"The real problem getting it made was not the talking douche or the graphic sexual stuff or the specific statements that it made," says Goldberg. "The real thing was: 'Rated-R CG film.' That was the phrase that stopped the studios from making it. There's no model."

The pair — childhood friends from Vancouver turned creative collaborators — spoke separately in recent interviews, Goldberg on the phone from Los Angeles and Rogen over coffee in the East Village, with his dog, Zelda, quietly perched next to him. In some ways, the fiasco of "The Interview" is long behind them. They released their holiday comedy "The Night Before" last November with Sony and have dived into their AMC series "Preacher," among other projects.

But both acknowledge the experience of "The Interview" remains omnipresent. Their office is still on the Sony lot and they've continued to work closely with the studio that, under former head Amy Pascal, fostered their early films.

With the fiasco of "The Interview" far behind them, co-writers and co-producers Evan Goldberg, left, and Seth Rogen, are at it again with their
With the fiasco of "The Interview" far behind them, co-writers and co-producers Evan Goldberg, left, and Seth Rogen, are at it again with their new animated feature, "Sausage Party," opening this weekend. (Chris Pizzello — the associated press)

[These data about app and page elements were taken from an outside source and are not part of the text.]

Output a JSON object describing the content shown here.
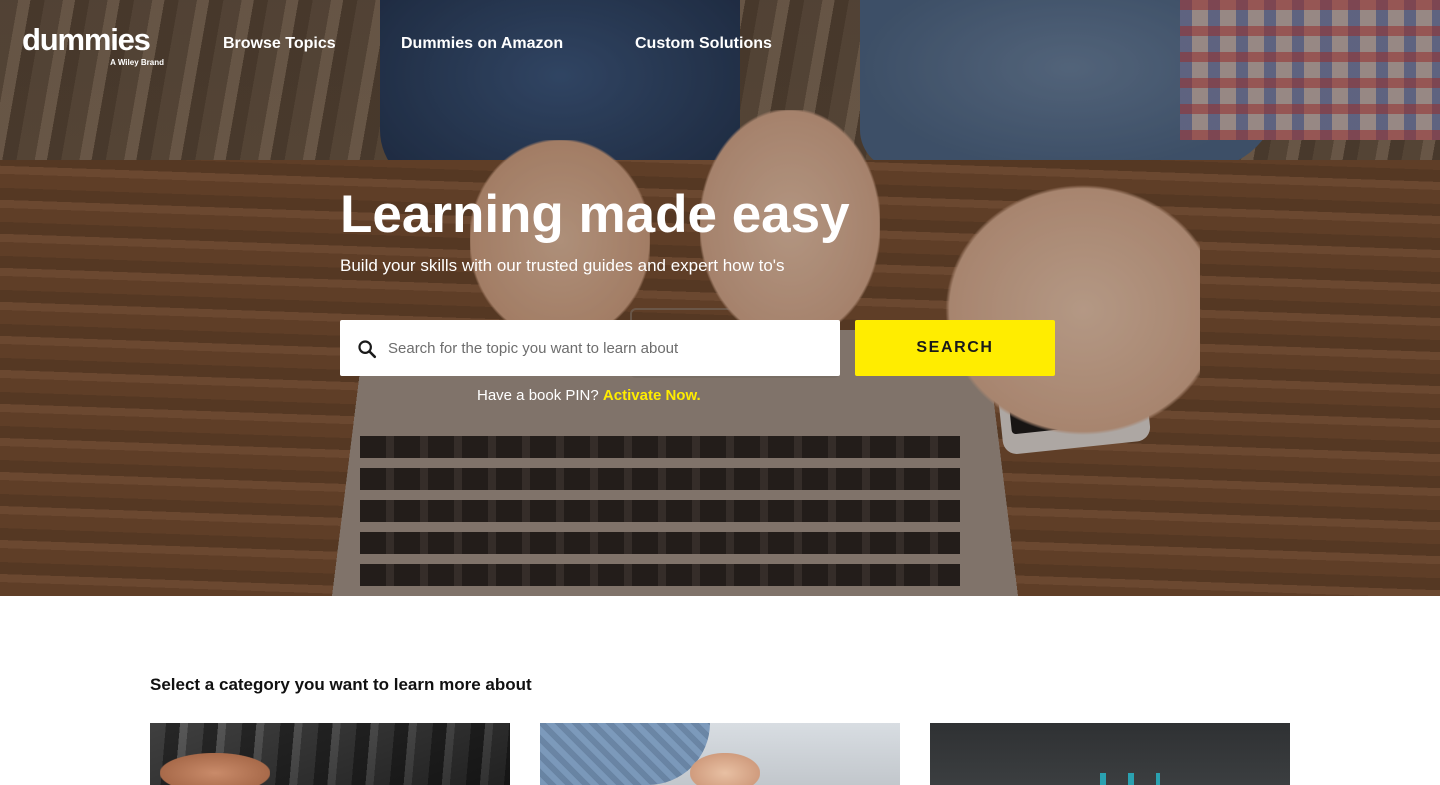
{
  "brand": {
    "name": "dummies",
    "tagline": "A Wiley Brand"
  },
  "nav": {
    "items": [
      {
        "label": "Browse Topics"
      },
      {
        "label": "Dummies on Amazon"
      },
      {
        "label": "Custom Solutions"
      }
    ]
  },
  "hero": {
    "title": "Learning made easy",
    "subtitle": "Build your skills with our trusted guides and expert how to's",
    "search": {
      "placeholder": "Search for the topic you want to learn about",
      "value": "",
      "button_label": "SEARCH"
    },
    "pin_prompt": "Have a book PIN?",
    "pin_link": "Activate Now."
  },
  "categories": {
    "heading": "Select a category you want to learn more about"
  },
  "colors": {
    "accent": "#ffed00",
    "text_dark": "#111111",
    "white": "#ffffff"
  },
  "icons": {
    "search": "search-icon"
  }
}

"I overall remember it sucked. It was just a massive bummer," says Rogen of the hack. "It took a long time to emotionally recover from it."

"We all talk about it all the time and we will forever," says Goldberg. "Seth and I don't agree on what happened, even. He's less sure that it was North Koreans. I'm more sure. But it's not clear. We also have a running theory that someone started it and someone else picked it up."

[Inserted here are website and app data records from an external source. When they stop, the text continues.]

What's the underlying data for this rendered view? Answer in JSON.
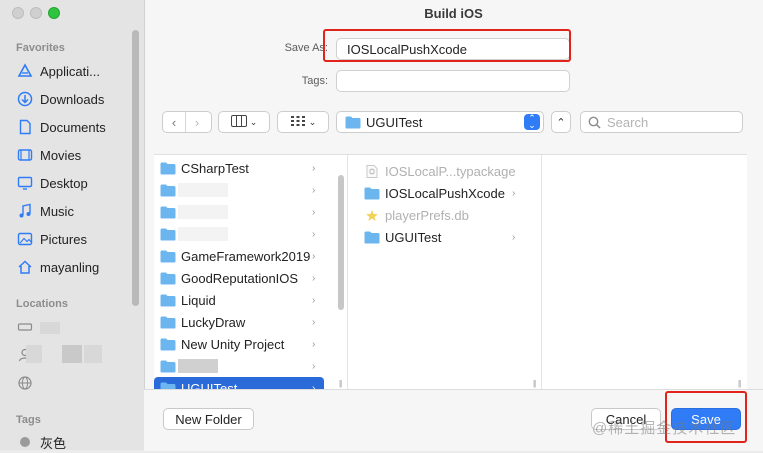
{
  "window": {
    "title": "Build iOS"
  },
  "sidebar": {
    "favorites_heading": "Favorites",
    "favorites": [
      {
        "label": "Applicati...",
        "icon": "applications-icon"
      },
      {
        "label": "Downloads",
        "icon": "downloads-icon"
      },
      {
        "label": "Documents",
        "icon": "documents-icon"
      },
      {
        "label": "Movies",
        "icon": "movies-icon"
      },
      {
        "label": "Desktop",
        "icon": "desktop-icon"
      },
      {
        "label": "Music",
        "icon": "music-icon"
      },
      {
        "label": "Pictures",
        "icon": "pictures-icon"
      },
      {
        "label": "mayanling",
        "icon": "home-icon"
      }
    ],
    "locations_heading": "Locations",
    "tags_heading": "Tags",
    "tags": [
      {
        "label": "灰色",
        "color": "#9a9a9a"
      }
    ]
  },
  "form": {
    "save_as_label": "Save As:",
    "save_as_value": "IOSLocalPushXcode",
    "tags_label": "Tags:",
    "tags_value": ""
  },
  "toolbar": {
    "back_icon": "chevron-left-icon",
    "forward_icon": "chevron-right-icon",
    "view_mode_icon": "columns-view-icon",
    "group_icon": "grid-icon",
    "current_folder": "UGUITest",
    "search_placeholder": "Search"
  },
  "browser": {
    "column1": [
      {
        "label": "CSharpTest",
        "has_children": true
      },
      {
        "label": "",
        "has_children": true
      },
      {
        "label": "",
        "has_children": true
      },
      {
        "label": "",
        "has_children": true
      },
      {
        "label": "GameFramework2019",
        "has_children": true
      },
      {
        "label": "GoodReputationIOS",
        "has_children": true
      },
      {
        "label": "Liquid",
        "has_children": true
      },
      {
        "label": "LuckyDraw",
        "has_children": true
      },
      {
        "label": "New Unity Project",
        "has_children": true
      },
      {
        "label": "",
        "has_children": true
      },
      {
        "label": "UGUITest",
        "has_children": true,
        "selected": true
      }
    ],
    "column2": [
      {
        "label": "IOSLocalP...typackage",
        "kind": "package",
        "dim": true,
        "has_children": false
      },
      {
        "label": "IOSLocalPushXcode",
        "kind": "folder",
        "dim": false,
        "has_children": true
      },
      {
        "label": "playerPrefs.db",
        "kind": "db",
        "dim": true,
        "has_children": false
      },
      {
        "label": "UGUITest",
        "kind": "folder",
        "dim": false,
        "has_children": true
      }
    ]
  },
  "buttons": {
    "new_folder": "New Folder",
    "cancel": "Cancel",
    "save": "Save"
  },
  "watermark": "@稀土掘金技术社区",
  "colors": {
    "accent": "#2f7cf6",
    "selection": "#2a6ad9",
    "highlight_box": "#e0231b",
    "folder": "#6cb6f0"
  }
}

They say there were many frustrations in the hack — how the media reported it, how the studio handled some aspects of it, how the theaters refused to screen the film. One upside was that the leaked emails spawned a large debate over gender equality and pay in Hollywood, but Rogen doesn't see it that way.

The real problem in getting "Sausage Party" made, says co-writer and co-producer Evan Goldberg, was "’rated-R CG film.’ That was
The real problem in getting "Sausage Party" made, says co-writer and co-producer Evan Goldberg, was "'rated-R CG film.' That was the phrase that stopped the studios from making [the movie]. There's no model for it." (Sony Pictures — the associated press)

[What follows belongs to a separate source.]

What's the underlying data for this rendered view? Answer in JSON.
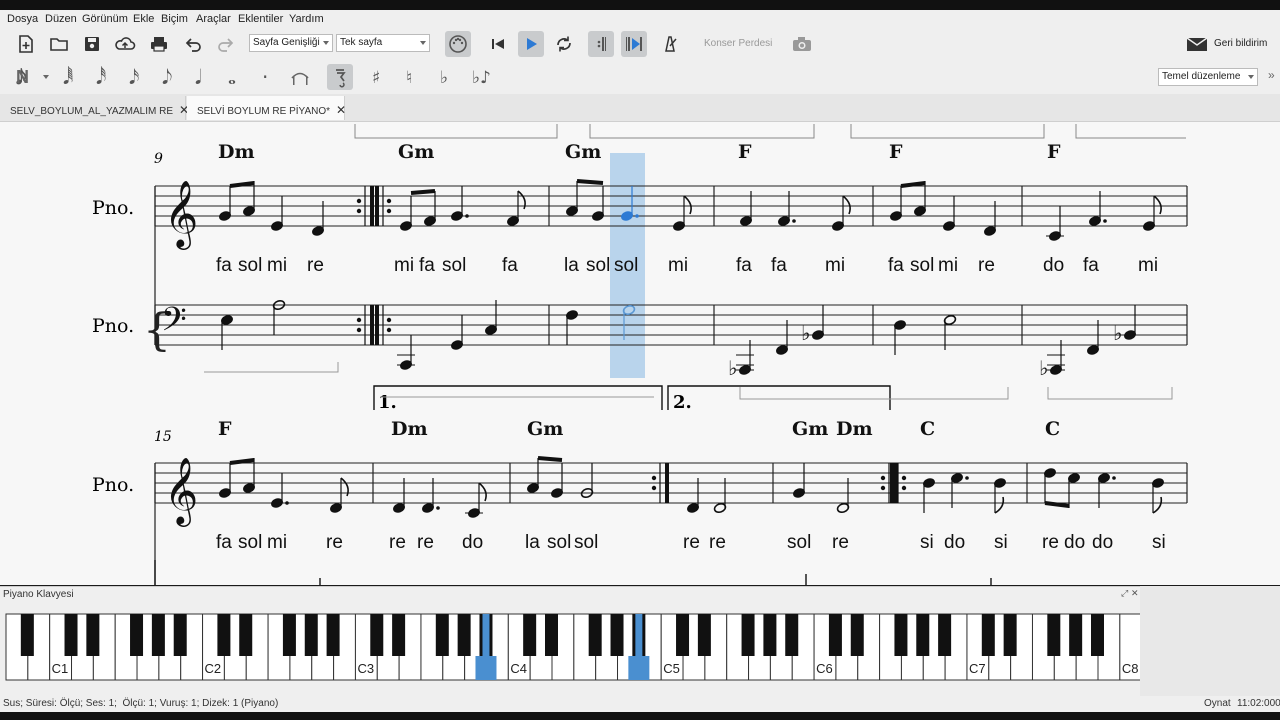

"Is that news, that the world is sexist? That women get paid less than men, especially in Hollywood?" he says. "I guess it's nice when it's written. But you would hope what would come from it is some equality for women and Amy Pascal is, like, the only one who lost her job as a result of it — and was replaced with a man."

Given the trauma of the experience, Goldberg and Rogen wondered what would happen to the long-in-development "Sausage Party," for which the $30 million budget was bankrolled by financier Megan Ellison.

"I was worried, honestly," says Rogen. "When you almost ruin a studio, the question is: Are they going to tank your movie? But we've had all those conversations. We're very frank about it. We're very self-effacing."

"It's super weird. It's a different studio now. Half the people we know are gone, half are still there," says Goldberg. "We had several projects with them. We started even more projects with them. We've had good luck with them because Sony has guts and they do crazy stuff that other studios seem not to."

"Sausage Party," gleefully crude and maybe, in the end, surprisingly thoughtful, is certainly "crazy" by today's ever-narrowing mainstream comedy movie standards. Yet Rogen and Goldberg were able to rope in others: Jonah Hill (who had the original idea), Michael Cera, Salma Hayek (as a taco) and Edward Norton.

"The funniest call was to Meatloaf," says Rogen, who needed permission for a song by the singer. (You can imagine the pun.) "I went on for like five minutes rambling and he was, 'OK, cool. I get it.'"

Audience response has reminded Rogen of how crowds reacted to "This Is the End": "That look of, 'I can't believe this got made." Rogen and Goldberg plan to keep at it. They're hoping to make a sequel.